YOUR TASK :: State how many lines of the material below contain the word "页眉和页脚". Add nothing else.

DATASET CONTENT ::

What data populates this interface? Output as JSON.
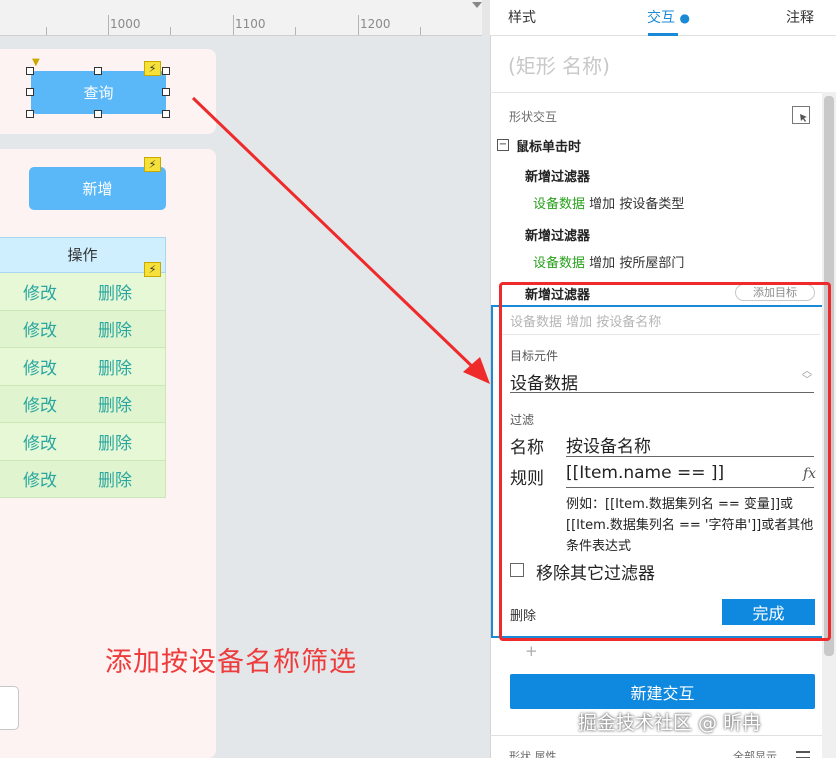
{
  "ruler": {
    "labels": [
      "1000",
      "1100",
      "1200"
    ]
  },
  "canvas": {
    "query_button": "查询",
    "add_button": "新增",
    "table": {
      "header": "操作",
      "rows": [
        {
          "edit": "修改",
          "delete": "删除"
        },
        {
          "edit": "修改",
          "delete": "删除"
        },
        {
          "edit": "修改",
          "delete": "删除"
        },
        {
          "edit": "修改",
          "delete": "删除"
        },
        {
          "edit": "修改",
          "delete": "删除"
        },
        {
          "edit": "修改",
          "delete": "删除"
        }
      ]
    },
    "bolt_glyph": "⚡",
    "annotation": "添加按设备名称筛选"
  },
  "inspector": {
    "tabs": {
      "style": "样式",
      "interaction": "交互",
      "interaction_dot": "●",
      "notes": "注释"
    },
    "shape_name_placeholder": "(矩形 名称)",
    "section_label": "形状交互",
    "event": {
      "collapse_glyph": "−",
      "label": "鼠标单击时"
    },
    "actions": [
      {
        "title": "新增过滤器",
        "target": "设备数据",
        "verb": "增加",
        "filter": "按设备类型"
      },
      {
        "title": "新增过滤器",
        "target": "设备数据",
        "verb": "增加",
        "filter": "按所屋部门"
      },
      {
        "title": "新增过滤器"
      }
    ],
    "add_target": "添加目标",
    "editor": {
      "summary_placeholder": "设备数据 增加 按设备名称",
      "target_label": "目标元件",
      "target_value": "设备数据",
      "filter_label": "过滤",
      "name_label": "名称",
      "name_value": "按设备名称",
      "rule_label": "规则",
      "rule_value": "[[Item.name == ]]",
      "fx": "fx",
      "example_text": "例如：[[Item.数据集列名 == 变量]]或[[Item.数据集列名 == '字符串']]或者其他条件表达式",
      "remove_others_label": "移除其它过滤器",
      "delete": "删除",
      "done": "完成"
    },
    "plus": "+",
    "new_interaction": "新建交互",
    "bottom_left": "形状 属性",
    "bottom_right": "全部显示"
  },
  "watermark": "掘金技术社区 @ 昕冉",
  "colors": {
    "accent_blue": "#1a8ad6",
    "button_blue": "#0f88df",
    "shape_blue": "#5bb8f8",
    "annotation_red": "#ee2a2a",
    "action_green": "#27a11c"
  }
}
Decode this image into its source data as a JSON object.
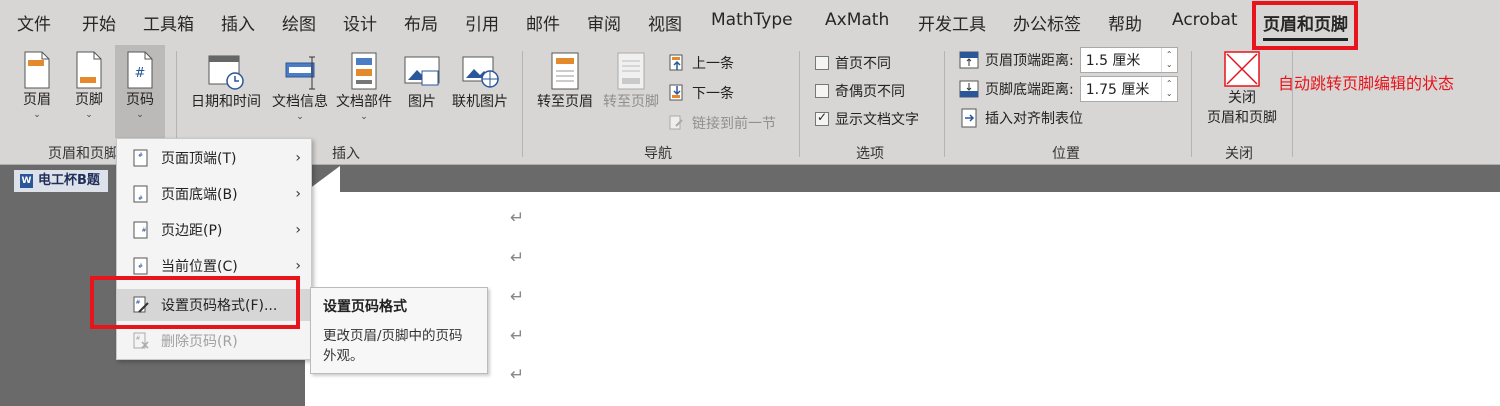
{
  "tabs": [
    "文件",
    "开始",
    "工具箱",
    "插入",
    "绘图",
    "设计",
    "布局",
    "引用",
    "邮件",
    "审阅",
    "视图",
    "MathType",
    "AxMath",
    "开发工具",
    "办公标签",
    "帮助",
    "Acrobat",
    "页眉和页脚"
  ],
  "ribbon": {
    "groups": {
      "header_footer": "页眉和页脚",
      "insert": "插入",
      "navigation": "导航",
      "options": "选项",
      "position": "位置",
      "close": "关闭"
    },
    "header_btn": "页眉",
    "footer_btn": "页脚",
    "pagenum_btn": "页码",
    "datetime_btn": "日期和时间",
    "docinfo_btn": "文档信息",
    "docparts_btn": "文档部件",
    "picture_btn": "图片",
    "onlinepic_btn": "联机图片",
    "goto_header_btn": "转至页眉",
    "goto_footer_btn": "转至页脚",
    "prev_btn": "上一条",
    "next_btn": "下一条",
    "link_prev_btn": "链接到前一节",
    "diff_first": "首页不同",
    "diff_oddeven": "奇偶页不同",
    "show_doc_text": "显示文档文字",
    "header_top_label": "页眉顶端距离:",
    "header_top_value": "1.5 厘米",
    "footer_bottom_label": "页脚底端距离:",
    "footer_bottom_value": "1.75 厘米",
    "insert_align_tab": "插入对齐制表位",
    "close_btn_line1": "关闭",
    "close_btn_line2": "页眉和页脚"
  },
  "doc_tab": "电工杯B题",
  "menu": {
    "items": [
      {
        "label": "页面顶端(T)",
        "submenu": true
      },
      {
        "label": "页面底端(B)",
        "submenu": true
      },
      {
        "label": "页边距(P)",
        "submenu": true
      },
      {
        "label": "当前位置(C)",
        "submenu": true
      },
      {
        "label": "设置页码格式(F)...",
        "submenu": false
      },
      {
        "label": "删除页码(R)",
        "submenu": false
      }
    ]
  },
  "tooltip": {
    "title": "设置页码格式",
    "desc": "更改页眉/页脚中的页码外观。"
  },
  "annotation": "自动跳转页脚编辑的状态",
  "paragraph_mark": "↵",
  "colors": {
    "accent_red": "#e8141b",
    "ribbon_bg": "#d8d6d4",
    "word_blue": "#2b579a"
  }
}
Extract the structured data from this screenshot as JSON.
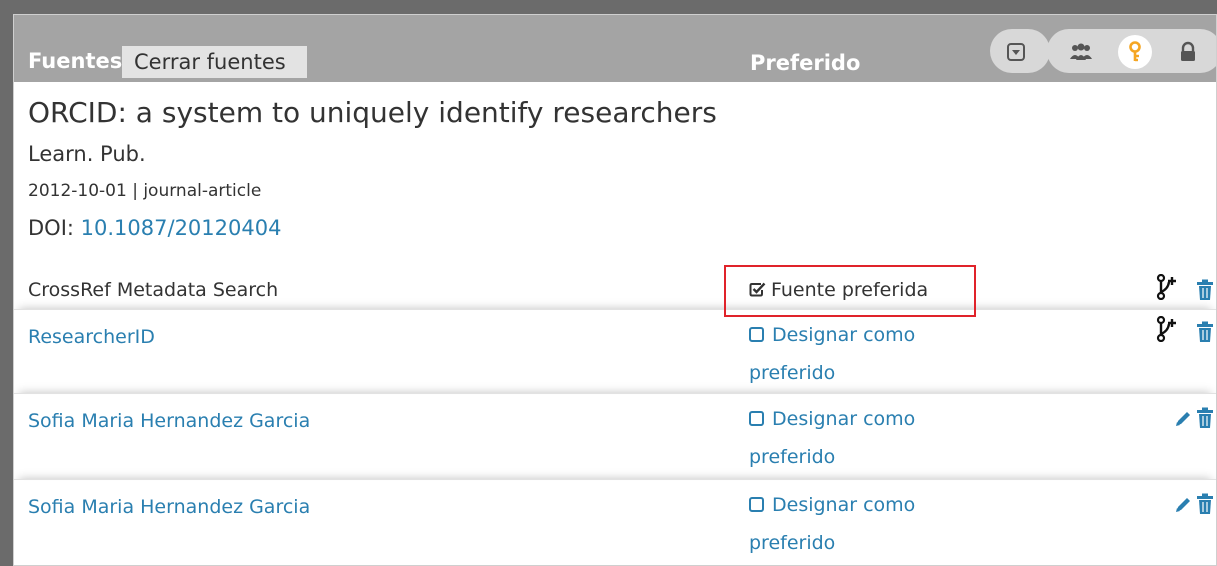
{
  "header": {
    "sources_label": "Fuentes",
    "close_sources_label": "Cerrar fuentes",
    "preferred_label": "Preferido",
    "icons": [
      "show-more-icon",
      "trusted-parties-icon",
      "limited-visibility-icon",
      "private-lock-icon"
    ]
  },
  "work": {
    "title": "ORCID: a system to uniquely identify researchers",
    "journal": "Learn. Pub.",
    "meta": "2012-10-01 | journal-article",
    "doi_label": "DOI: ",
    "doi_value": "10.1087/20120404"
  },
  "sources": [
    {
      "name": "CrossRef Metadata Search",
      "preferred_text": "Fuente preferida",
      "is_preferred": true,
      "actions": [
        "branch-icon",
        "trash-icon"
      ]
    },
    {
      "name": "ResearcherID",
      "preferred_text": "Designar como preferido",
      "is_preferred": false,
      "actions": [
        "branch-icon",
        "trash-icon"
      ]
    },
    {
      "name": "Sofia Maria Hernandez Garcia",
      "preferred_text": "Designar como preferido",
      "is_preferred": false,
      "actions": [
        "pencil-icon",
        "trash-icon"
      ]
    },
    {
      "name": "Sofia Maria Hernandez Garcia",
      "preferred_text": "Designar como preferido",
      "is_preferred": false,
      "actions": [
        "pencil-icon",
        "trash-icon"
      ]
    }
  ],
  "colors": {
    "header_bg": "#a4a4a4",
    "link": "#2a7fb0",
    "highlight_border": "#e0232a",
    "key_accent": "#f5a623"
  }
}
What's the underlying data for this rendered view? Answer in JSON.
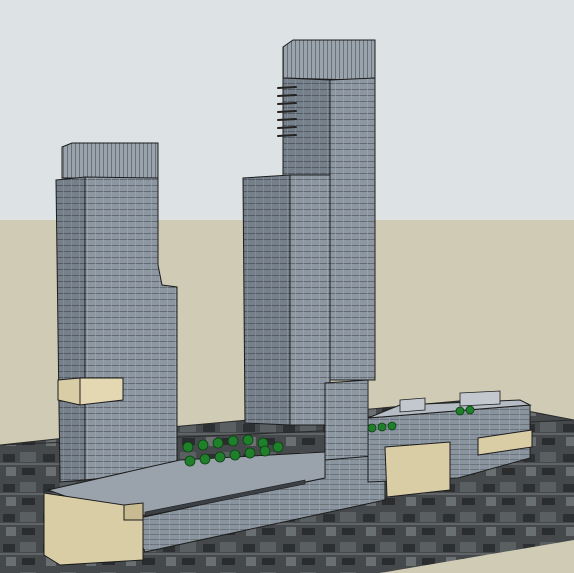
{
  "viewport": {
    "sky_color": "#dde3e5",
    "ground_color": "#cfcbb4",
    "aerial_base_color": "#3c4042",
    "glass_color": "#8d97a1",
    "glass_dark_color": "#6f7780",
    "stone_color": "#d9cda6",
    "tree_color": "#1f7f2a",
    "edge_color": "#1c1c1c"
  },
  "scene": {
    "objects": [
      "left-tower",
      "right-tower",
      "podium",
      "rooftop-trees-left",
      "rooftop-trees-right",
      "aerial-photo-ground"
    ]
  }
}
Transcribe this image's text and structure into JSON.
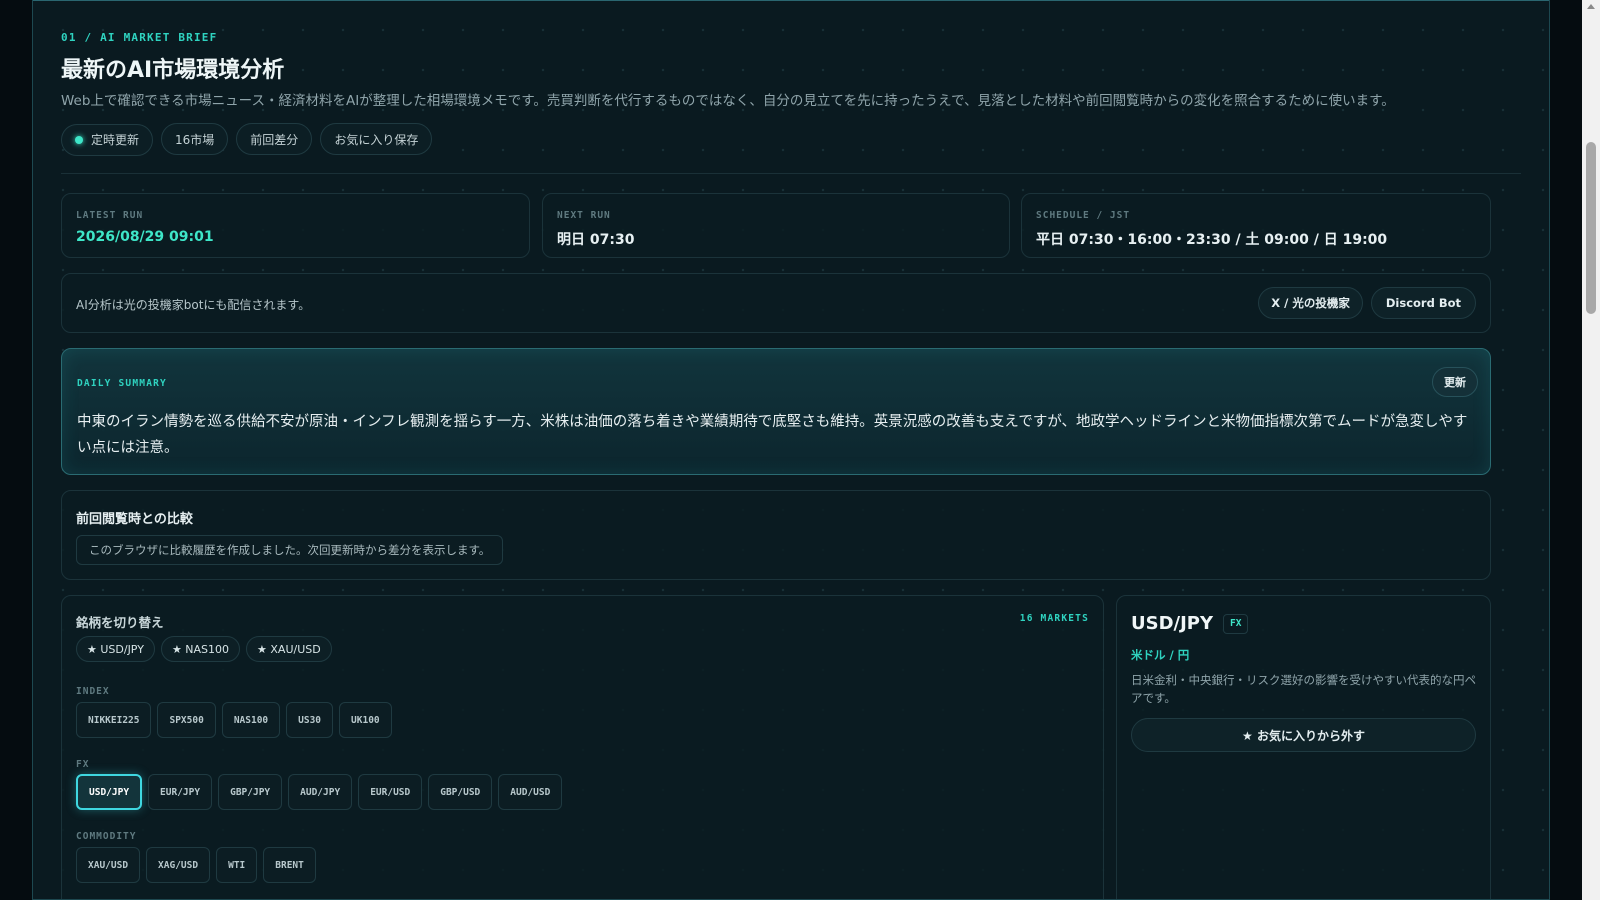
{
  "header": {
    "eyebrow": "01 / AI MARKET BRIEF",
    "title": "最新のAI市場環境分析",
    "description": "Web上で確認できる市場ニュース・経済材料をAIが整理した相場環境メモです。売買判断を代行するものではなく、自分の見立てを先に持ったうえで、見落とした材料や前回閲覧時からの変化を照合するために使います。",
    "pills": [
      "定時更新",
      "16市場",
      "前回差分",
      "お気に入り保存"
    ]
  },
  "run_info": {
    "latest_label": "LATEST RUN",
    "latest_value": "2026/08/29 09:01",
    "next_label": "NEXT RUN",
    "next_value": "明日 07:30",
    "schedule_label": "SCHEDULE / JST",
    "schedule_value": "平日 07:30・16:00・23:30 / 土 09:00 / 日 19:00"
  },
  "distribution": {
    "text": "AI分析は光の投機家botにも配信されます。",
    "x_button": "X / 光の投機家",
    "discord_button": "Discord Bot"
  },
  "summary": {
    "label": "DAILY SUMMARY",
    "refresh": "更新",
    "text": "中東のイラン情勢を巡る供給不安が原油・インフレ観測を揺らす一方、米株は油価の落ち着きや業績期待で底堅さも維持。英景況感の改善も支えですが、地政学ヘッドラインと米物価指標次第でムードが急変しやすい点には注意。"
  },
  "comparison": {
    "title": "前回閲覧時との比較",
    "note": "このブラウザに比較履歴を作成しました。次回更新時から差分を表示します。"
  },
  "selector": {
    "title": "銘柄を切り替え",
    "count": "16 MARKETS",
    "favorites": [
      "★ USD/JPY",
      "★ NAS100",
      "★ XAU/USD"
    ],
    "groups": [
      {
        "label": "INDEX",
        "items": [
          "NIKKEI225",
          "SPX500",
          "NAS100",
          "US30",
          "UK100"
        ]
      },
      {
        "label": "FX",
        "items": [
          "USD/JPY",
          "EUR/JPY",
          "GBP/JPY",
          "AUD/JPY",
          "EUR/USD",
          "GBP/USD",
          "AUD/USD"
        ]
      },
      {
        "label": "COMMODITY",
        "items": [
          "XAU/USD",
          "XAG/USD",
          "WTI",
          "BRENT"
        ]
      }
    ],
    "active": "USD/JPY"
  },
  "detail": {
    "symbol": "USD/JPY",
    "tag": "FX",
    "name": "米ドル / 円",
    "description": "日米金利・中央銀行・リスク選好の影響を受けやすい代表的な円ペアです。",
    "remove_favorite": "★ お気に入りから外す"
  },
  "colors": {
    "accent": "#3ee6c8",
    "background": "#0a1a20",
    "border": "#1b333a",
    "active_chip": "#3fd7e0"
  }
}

OUTPUT OF THE TASK :: 3